Czapinski said they're anticipating an aggressive fire season. "An aircraft like this, with its capabilities, is definitely a welcome change. It's nice to be able to have the resources at our disposal here in San Diego, to be able to call and be able to request and get those resources there to help us put the fire out as soon as possible."

He said adding more resources means better protection, saying, "We’re just trying to bolster our firefighting capabilities to help San Diego and its residents."  


Shoots said we can all do something to be fire safe and ready, and said it’s never too late to clear dry brush and remove anything that is up against your home that poses an extra fire danger. But he said there is one exception: "The caveat with that is, absolutely any kind of mechanized clearing outside, anything that can start a fire this time of year, has a lot greater potential to do so. We saw two fires in a two-week period in Ramona, both started by somebody who was out there clearing trying to clear their property and do the right thing. They let it go, they kept clearing into the hotter part of the day and that fire ended up taking off on them."

He said it's also never too late to make a plan, and be ready in case you do have to evacuate in case of a fire.

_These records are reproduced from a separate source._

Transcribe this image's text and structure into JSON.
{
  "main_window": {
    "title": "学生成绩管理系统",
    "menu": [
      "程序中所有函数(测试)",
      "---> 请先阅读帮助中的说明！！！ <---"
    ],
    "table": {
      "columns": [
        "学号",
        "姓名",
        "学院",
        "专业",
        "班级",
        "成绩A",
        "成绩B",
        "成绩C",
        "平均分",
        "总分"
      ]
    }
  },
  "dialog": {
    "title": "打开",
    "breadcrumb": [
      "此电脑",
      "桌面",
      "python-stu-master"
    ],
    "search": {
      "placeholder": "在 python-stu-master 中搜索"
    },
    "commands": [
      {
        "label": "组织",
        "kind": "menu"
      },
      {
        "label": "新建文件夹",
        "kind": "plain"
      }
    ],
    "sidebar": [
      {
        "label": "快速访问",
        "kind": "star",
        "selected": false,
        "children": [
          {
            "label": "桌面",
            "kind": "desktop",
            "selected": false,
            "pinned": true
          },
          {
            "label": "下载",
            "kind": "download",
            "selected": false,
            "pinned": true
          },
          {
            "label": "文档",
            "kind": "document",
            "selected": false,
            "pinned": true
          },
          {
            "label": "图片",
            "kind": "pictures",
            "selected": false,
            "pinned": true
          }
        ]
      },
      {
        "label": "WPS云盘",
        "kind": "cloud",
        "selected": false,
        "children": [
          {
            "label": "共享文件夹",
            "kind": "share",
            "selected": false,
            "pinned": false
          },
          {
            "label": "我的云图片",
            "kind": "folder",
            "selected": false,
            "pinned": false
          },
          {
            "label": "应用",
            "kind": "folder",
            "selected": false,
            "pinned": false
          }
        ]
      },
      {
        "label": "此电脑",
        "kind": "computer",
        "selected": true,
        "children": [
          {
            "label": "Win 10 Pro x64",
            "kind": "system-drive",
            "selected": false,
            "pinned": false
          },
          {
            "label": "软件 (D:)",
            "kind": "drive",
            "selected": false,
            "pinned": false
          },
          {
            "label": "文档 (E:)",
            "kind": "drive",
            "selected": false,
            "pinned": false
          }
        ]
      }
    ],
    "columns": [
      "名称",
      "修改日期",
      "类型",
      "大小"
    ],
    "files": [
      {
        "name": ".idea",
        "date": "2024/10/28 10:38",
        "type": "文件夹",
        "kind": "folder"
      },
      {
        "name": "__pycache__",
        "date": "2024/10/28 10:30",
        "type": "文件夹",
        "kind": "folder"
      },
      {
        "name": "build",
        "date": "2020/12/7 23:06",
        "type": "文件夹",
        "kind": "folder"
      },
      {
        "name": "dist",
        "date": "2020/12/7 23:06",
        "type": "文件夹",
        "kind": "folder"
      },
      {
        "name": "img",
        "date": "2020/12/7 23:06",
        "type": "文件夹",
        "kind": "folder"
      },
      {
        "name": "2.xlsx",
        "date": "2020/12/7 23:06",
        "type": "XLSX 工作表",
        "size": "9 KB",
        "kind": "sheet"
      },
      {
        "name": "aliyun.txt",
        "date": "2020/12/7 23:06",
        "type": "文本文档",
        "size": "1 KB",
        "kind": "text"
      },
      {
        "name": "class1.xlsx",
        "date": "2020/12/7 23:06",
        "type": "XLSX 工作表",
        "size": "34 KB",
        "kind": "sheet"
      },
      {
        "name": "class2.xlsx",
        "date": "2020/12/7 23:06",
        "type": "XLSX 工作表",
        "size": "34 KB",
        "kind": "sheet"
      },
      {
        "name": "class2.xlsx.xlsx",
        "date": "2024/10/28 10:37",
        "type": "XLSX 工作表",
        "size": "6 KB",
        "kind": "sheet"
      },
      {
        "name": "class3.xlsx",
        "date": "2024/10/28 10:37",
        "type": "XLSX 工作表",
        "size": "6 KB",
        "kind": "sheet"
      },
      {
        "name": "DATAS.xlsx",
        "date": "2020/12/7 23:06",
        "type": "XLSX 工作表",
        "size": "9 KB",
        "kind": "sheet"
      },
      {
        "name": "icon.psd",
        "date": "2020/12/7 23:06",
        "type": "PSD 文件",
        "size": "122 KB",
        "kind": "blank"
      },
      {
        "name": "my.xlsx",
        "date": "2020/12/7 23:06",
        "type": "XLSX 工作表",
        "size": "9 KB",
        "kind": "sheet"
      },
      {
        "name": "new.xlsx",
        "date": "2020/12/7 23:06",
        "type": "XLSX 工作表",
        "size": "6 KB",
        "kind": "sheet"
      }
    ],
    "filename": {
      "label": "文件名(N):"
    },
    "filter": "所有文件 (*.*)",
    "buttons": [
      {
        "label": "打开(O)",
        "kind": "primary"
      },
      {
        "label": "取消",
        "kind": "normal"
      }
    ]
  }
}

KPBS has created a public safety coverage policy to guide decisions on what stories we prioritize, as well as whose narratives we need to include to tell complete stories that best serve our audiences. This policy was shaped through months of training with the Poynter Institute and feedback from the community. You can read the full policy here.